** PROBLEM **
Set out the records again, keeping every word as it is.

++++ INFORMATION GIVEN

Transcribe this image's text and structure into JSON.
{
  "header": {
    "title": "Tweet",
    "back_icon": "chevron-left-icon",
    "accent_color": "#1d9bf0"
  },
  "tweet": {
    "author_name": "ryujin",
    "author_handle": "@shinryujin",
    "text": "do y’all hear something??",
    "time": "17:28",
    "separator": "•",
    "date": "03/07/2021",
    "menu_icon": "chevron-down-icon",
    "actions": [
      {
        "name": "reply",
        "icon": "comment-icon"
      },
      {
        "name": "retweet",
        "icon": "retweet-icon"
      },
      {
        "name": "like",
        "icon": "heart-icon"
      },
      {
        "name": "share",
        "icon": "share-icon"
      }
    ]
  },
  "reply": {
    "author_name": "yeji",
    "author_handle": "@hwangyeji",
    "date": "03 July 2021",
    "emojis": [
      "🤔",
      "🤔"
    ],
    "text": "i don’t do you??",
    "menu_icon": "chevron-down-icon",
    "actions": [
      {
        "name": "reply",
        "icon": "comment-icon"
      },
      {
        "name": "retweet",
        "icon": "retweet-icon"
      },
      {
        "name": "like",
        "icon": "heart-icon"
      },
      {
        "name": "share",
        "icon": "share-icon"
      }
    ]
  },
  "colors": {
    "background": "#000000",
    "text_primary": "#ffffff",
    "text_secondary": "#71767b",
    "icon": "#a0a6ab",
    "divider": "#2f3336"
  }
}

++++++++

** SOLUTION FOR THIS TASK **
Transcribe this image's text and structure into JSON.
{
  "header": {
    "title": "Tweet",
    "back_icon": "chevron-left-icon",
    "accent_color": "#1d9bf0"
  },
  "tweet": {
    "author_name": "ryujin",
    "author_handle": "@shinryujin",
    "text": "do y’all hear something??",
    "time": "17:28",
    "separator": "•",
    "date": "03/07/2021",
    "menu_icon": "chevron-down-icon",
    "actions": [
      {
        "name": "reply",
        "icon": "comment-icon"
      },
      {
        "name": "retweet",
        "icon": "retweet-icon"
      },
      {
        "name": "like",
        "icon": "heart-icon"
      },
      {
        "name": "share",
        "icon": "share-icon"
      }
    ]
  },
  "reply": {
    "author_name": "yeji",
    "author_handle": "@hwangyeji",
    "date": "03 July 2021",
    "emojis": [
      "🤔",
      "🤔"
    ],
    "text": "i don’t do you??",
    "menu_icon": "chevron-down-icon",
    "actions": [
      {
        "name": "reply",
        "icon": "comment-icon"
      },
      {
        "name": "retweet",
        "icon": "retweet-icon"
      },
      {
        "name": "like",
        "icon": "heart-icon"
      },
      {
        "name": "share",
        "icon": "share-icon"
      }
    ]
  },
  "colors": {
    "background": "#000000",
    "text_primary": "#ffffff",
    "text_secondary": "#71767b",
    "icon": "#a0a6ab",
    "divider": "#2f3336"
  }
}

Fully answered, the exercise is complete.